self test heading

CAN YOU BELIEVE YOUR EARS? A self-test for hearing loss.

___Do you notice that you are "favoring " one ear over the other?
___Do you find yourself asking others to repeat themselves?
___Do people seem to mumble making it hard for you to understand?
___Do you have problems understanding children's and women's voices?
___Do you have difficulty following conversations while riding in a car?
___Do you find yourself turning up the volume on your radio or television?
___Do you find it difficult to follow conversations in crowded rooms?
___Do you want or need to sit closer to the front in church or movies?
___Do you sometimes find that during normal conversations you've raised the volume of your speaking voice and seem to be almost shouting?

If you answered "yes" to even one of these questions, we strongly urge you to see an audiologist for a hearing test.

Why some kids don't pay attention...
Ninety-five percent of all children under age five experience some sort of ear infection greatly increasing the possibility of long-term damage.

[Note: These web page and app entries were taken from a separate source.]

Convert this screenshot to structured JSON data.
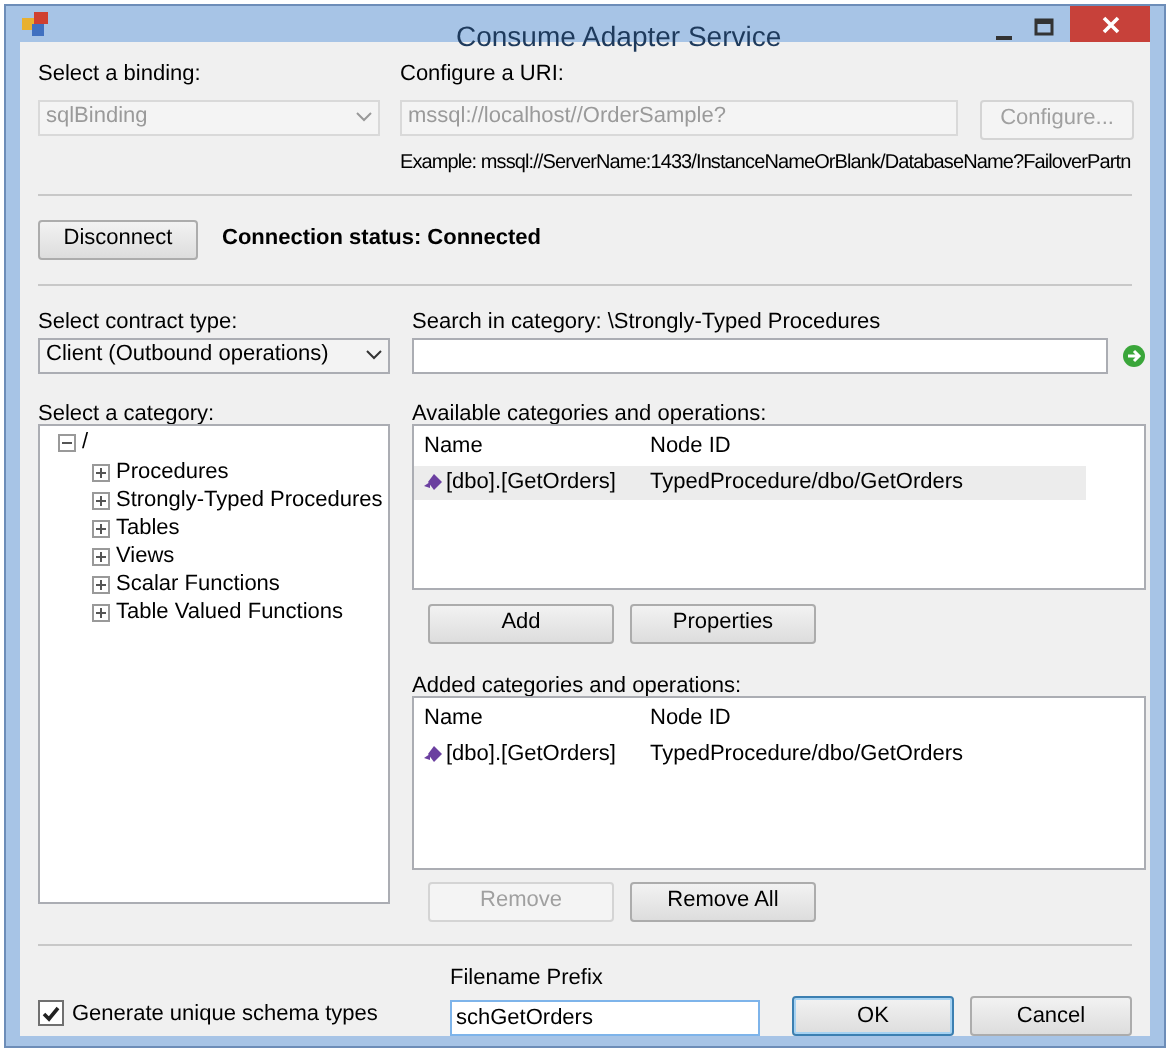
{
  "window": {
    "title": "Consume Adapter Service"
  },
  "binding": {
    "label": "Select a binding:",
    "value": "sqlBinding",
    "disabled": true
  },
  "uri": {
    "label": "Configure a URI:",
    "value": "mssql://localhost//OrderSample?",
    "disabled": true
  },
  "configure_button": {
    "label": "Configure...",
    "disabled": true
  },
  "example": "Example: mssql://ServerName:1433/InstanceNameOrBlank/DatabaseName?FailoverPartn",
  "disconnect_button": {
    "label": "Disconnect",
    "disabled": false
  },
  "connection_status": "Connection status: Connected",
  "contract_type": {
    "label": "Select contract type:",
    "value": "Client (Outbound operations)"
  },
  "search": {
    "label": "Search in category: \\Strongly-Typed Procedures"
  },
  "category": {
    "label": "Select a category:",
    "tree": [
      {
        "label": "/",
        "expanded": true,
        "children": [
          {
            "label": "Procedures",
            "expanded": false
          },
          {
            "label": "Strongly-Typed Procedures",
            "expanded": false
          },
          {
            "label": "Tables",
            "expanded": false
          },
          {
            "label": "Views",
            "expanded": false
          },
          {
            "label": "Scalar Functions",
            "expanded": false
          },
          {
            "label": "Table Valued Functions",
            "expanded": false
          }
        ]
      }
    ]
  },
  "available": {
    "label": "Available categories and operations:",
    "columns": [
      "Name",
      "Node ID"
    ],
    "rows": [
      {
        "name": "[dbo].[GetOrders]",
        "node_id": "TypedProcedure/dbo/GetOrders",
        "selected": true
      }
    ]
  },
  "available_buttons": [
    {
      "label": "Add",
      "disabled": false
    },
    {
      "label": "Properties",
      "disabled": false
    }
  ],
  "added": {
    "label": "Added categories and operations:",
    "columns": [
      "Name",
      "Node ID"
    ],
    "rows": [
      {
        "name": "[dbo].[GetOrders]",
        "node_id": "TypedProcedure/dbo/GetOrders",
        "selected": false
      }
    ]
  },
  "added_buttons": [
    {
      "label": "Remove",
      "disabled": true
    },
    {
      "label": "Remove All",
      "disabled": false
    }
  ],
  "generate_unique": {
    "label": "Generate unique schema types",
    "checked": true
  },
  "filename_prefix": {
    "label": "Filename Prefix",
    "value": "schGetOrders"
  },
  "dialog_buttons": [
    {
      "label": "OK",
      "default": true
    },
    {
      "label": "Cancel",
      "default": false
    }
  ]
}
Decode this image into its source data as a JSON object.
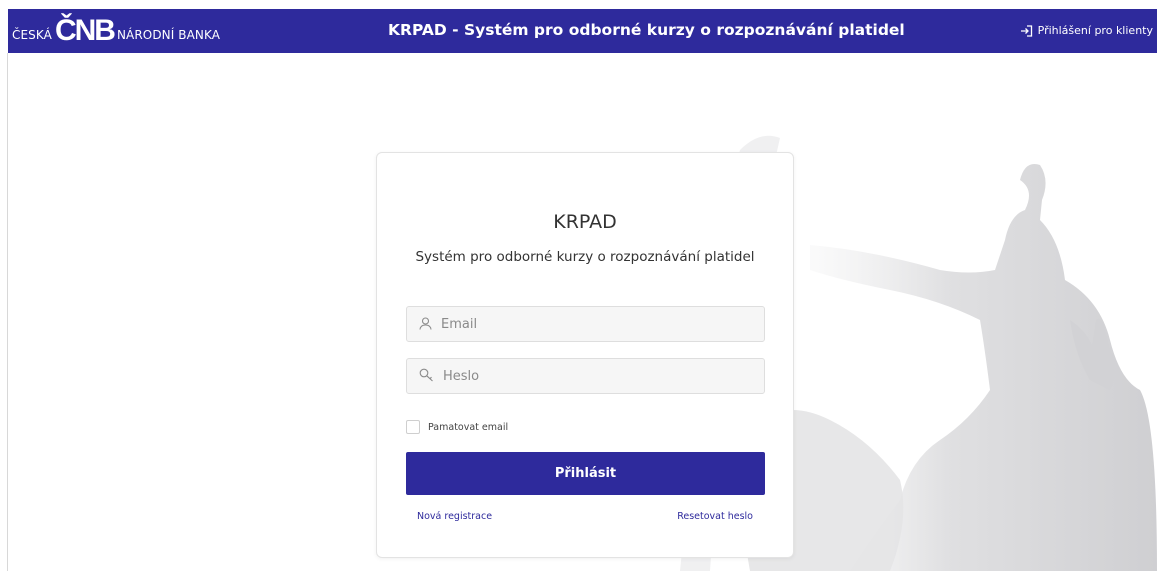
{
  "header": {
    "logo": {
      "left": "ČESKÁ",
      "mark": "ČNB",
      "right": "NÁRODNÍ BANKA"
    },
    "title": "KRPAD - Systém pro odborné kurzy o rozpoznávání platidel",
    "client_login": {
      "label": "Přihlášení pro klienty",
      "icon": "sign-in-icon"
    }
  },
  "login": {
    "title": "KRPAD",
    "subtitle": "Systém pro odborné kurzy o rozpoznávání platidel",
    "email": {
      "placeholder": "Email",
      "value": "",
      "icon": "user-icon"
    },
    "password": {
      "placeholder": "Heslo",
      "value": "",
      "icon": "key-icon"
    },
    "remember": {
      "label": "Pamatovat email",
      "checked": false
    },
    "submit_label": "Přihlásit",
    "register_label": "Nová registrace",
    "reset_label": "Resetovat heslo"
  },
  "colors": {
    "brand": "#2e2a9c",
    "background": "#ffffff",
    "field": "#f6f6f6"
  }
}
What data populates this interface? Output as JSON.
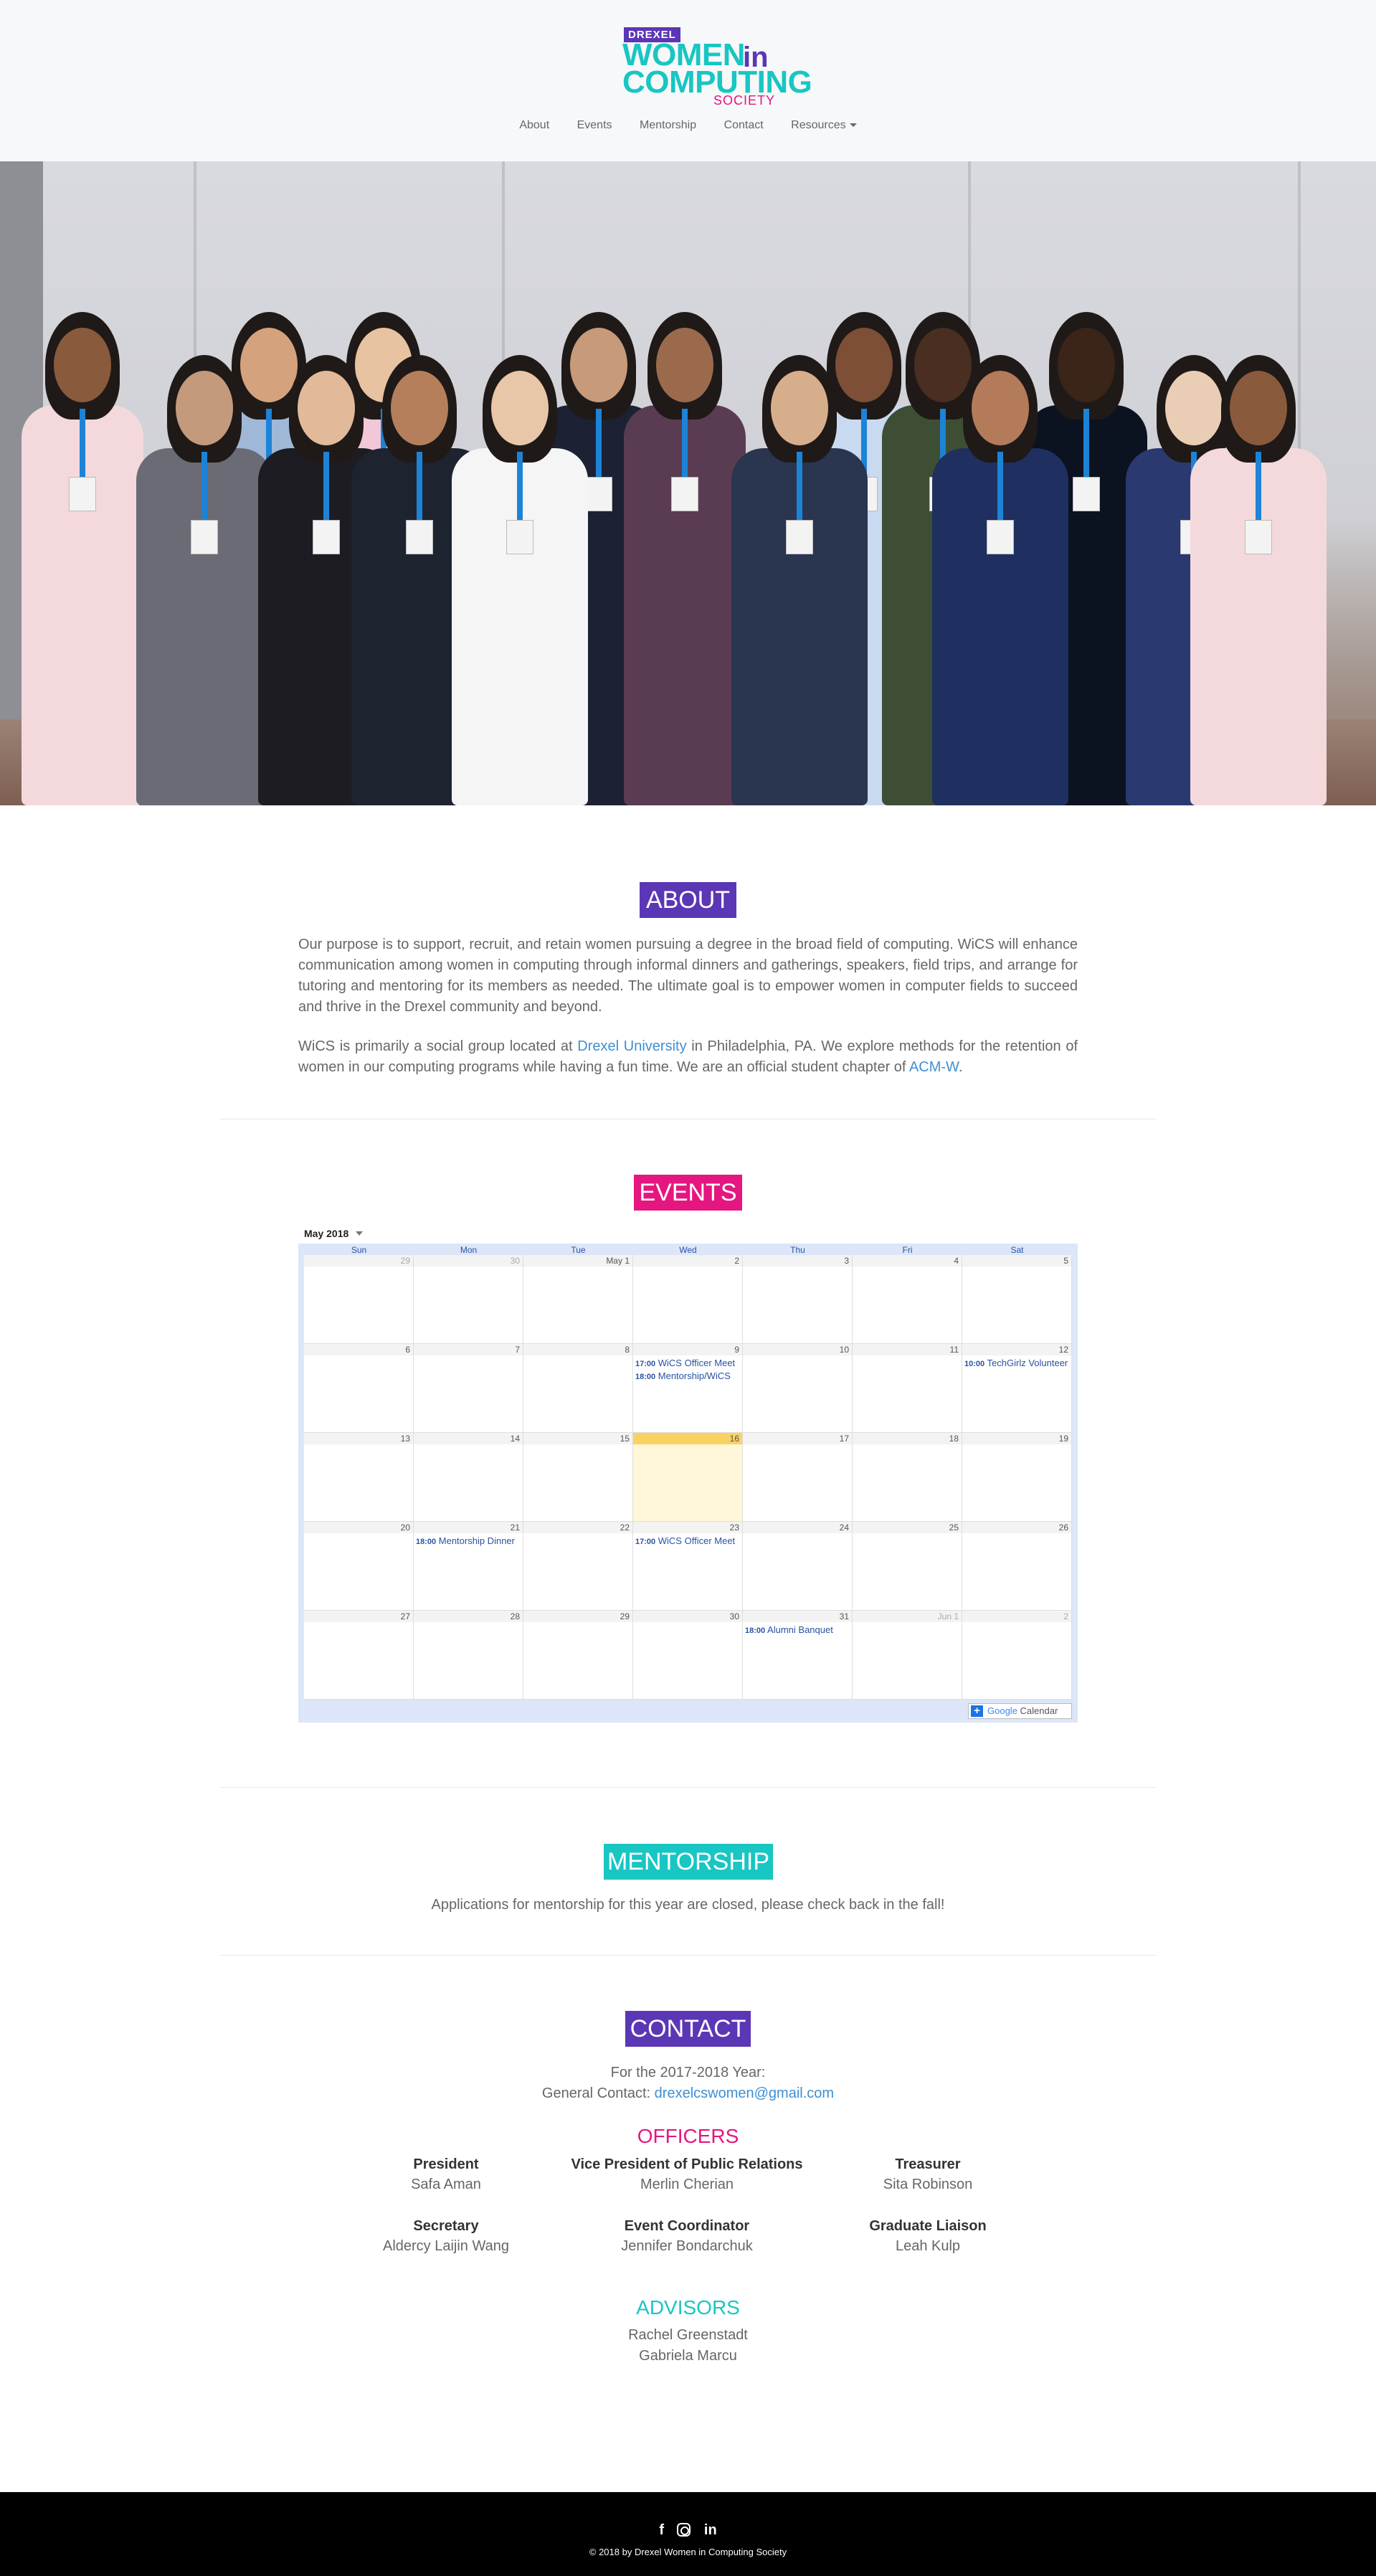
{
  "brand": {
    "drexel": "DREXEL",
    "women": "WOMEN",
    "in": "in",
    "computing": "COMPUTING",
    "society": "SOCIETY"
  },
  "nav": {
    "about": "About",
    "events": "Events",
    "mentorship": "Mentorship",
    "contact": "Contact",
    "resources": "Resources"
  },
  "colors": {
    "purple": "#5b36b5",
    "pink": "#e5167f",
    "teal": "#18c6c3",
    "link": "#3f8fd2"
  },
  "about": {
    "title": "ABOUT",
    "p1": "Our purpose is to support, recruit, and retain women pursuing a degree in the broad field of computing. WiCS will enhance communication among women in computing through informal dinners and gatherings, speakers, field trips, and arrange for tutoring and mentoring for its members as needed. The ultimate goal is to empower women in computer fields to succeed and thrive in the Drexel community and beyond.",
    "p2_a": "WiCS is primarily a social group located at ",
    "p2_link1": "Drexel University",
    "p2_b": " in Philadelphia, PA. We explore methods for the retention of women in our computing programs while having a fun time. We are an official student chapter of ",
    "p2_link2": "ACM-W",
    "p2_c": "."
  },
  "events": {
    "title": "EVENTS",
    "month": "May 2018",
    "weekdays": [
      "Sun",
      "Mon",
      "Tue",
      "Wed",
      "Thu",
      "Fri",
      "Sat"
    ],
    "cells": [
      "29",
      "30",
      "May 1",
      "2",
      "3",
      "4",
      "5",
      "6",
      "7",
      "8",
      "9",
      "10",
      "11",
      "12",
      "13",
      "14",
      "15",
      "16",
      "17",
      "18",
      "19",
      "20",
      "21",
      "22",
      "23",
      "24",
      "25",
      "26",
      "27",
      "28",
      "29",
      "30",
      "31",
      "Jun 1",
      "2"
    ],
    "ev_9a_time": "17:00",
    "ev_9a": "WiCS Officer Meet",
    "ev_9b_time": "18:00",
    "ev_9b": "Mentorship/WiCS ",
    "ev_12_time": "10:00",
    "ev_12": "TechGirlz Volunteer",
    "ev_21_time": "18:00",
    "ev_21": "Mentorship Dinner",
    "ev_23_time": "17:00",
    "ev_23": "WiCS Officer Meet",
    "ev_31_time": "18:00",
    "ev_31": "Alumni Banquet",
    "gcal_google": "Google",
    "gcal_cal": " Calendar"
  },
  "mentorship": {
    "title": "MENTORSHIP",
    "text": "Applications for mentorship for this year are closed, please check back in the fall!"
  },
  "contact": {
    "title": "CONTACT",
    "year": "For the 2017-2018 Year:",
    "general_label": "General Contact: ",
    "email": "drexelcswomen@gmail.com",
    "officers_title": "OFFICERS",
    "officers": [
      {
        "role": "President",
        "name": "Safa Aman"
      },
      {
        "role": "Vice President of Public Relations",
        "name": "Merlin Cherian"
      },
      {
        "role": "Treasurer",
        "name": "Sita Robinson"
      },
      {
        "role": "Secretary",
        "name": "Aldercy Laijin Wang"
      },
      {
        "role": "Event Coordinator",
        "name": "Jennifer Bondarchuk"
      },
      {
        "role": "Graduate Liaison",
        "name": "Leah Kulp"
      }
    ],
    "advisors_title": "ADVISORS",
    "advisors": [
      "Rachel Greenstadt",
      "Gabriela Marcu"
    ]
  },
  "footer": {
    "facebook": "f",
    "linkedin": "in",
    "copyright": "© 2018 by Drexel Women in Computing Society"
  }
}
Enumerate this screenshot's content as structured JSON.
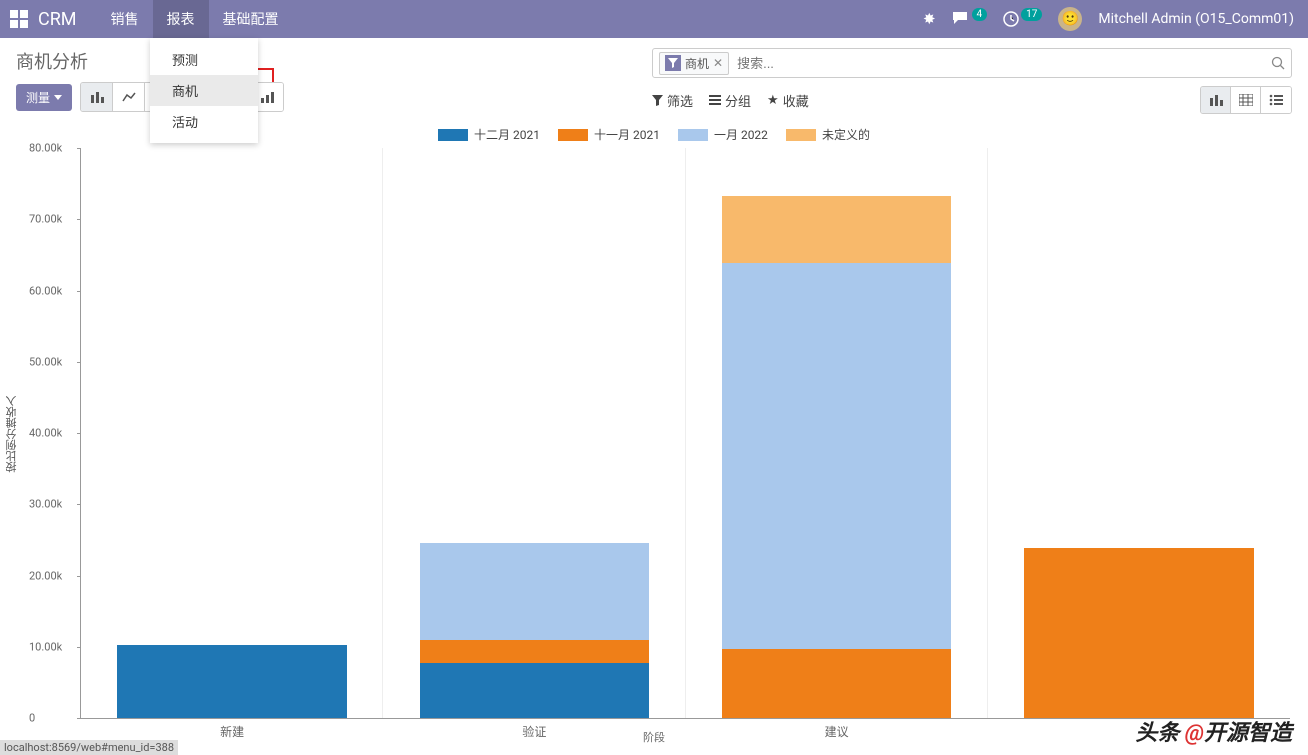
{
  "nav": {
    "brand": "CRM",
    "items": [
      "销售",
      "报表",
      "基础配置"
    ],
    "active_index": 1,
    "msg_badge": "4",
    "clock_badge": "17",
    "user": "Mitchell Admin (O15_Comm01)"
  },
  "dropdown": {
    "items": [
      "预测",
      "商机",
      "活动"
    ],
    "highlight_index": 1
  },
  "page": {
    "title": "商机分析",
    "measure_btn": "测量"
  },
  "search": {
    "chip": "商机",
    "placeholder": "搜索..."
  },
  "filters": {
    "filter": "筛选",
    "group": "分组",
    "fav": "收藏"
  },
  "colors": {
    "s0": "#1f77b4",
    "s1": "#ef7f18",
    "s2": "#a9c8ec",
    "s3": "#f8b96b"
  },
  "chart_data": {
    "type": "bar",
    "stacked": true,
    "ylabel": "按比例分摊收入",
    "xlabel": "阶段",
    "ylim": [
      0,
      80000
    ],
    "ytick_step": 10000,
    "yticks": [
      "0",
      "10.00k",
      "20.00k",
      "30.00k",
      "40.00k",
      "50.00k",
      "60.00k",
      "70.00k",
      "80.00k"
    ],
    "categories": [
      "新建",
      "验证",
      "建议",
      ""
    ],
    "series": [
      {
        "name": "十二月 2021",
        "color_key": "s0",
        "values": [
          10300,
          7700,
          0,
          0
        ]
      },
      {
        "name": "十一月 2021",
        "color_key": "s1",
        "values": [
          0,
          3300,
          9700,
          23800
        ]
      },
      {
        "name": "一月 2022",
        "color_key": "s2",
        "values": [
          0,
          13500,
          54200,
          0
        ]
      },
      {
        "name": "未定义的",
        "color_key": "s3",
        "values": [
          0,
          0,
          9300,
          0
        ]
      }
    ]
  },
  "watermark": {
    "prefix": "头条 ",
    "at": "@",
    "name": "开源智造"
  },
  "status": "localhost:8569/web#menu_id=388"
}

Making problems worse, hearing problems in children often are mistaken for hyperactivity or learning disabilities.

Sound advice for everyone...
Avoid exposure to loud noises. Prolonged exposure to sound levels above 90 decibels (the level of most power mowers) can cause permanent damage to your hearing. Noise induced losses can be prevented by using ear protection.

That ringing in your ears could be a wake up call!
Tinnitus - a recurrent ringing or buzzing in your ears - effects as many as 40 million Americans. Sometimes it results from exposure to sudden loud noise, and may subside to a low but persistent level. Other times it can be caused by an infection, fluid in the middle ear, or even wax buildup. No matter what the source, tinnitus is telling you that it's time to see your physician or audiologist.

Do not tune out the symptoms of a hearing loss. Studies show that people who notice problems with their hearing wait an average of seven years before having it tested. Experts say that even a slight change in your audio perception is reason enough to have your hearing checked immmediately.


Page modified 12/7/15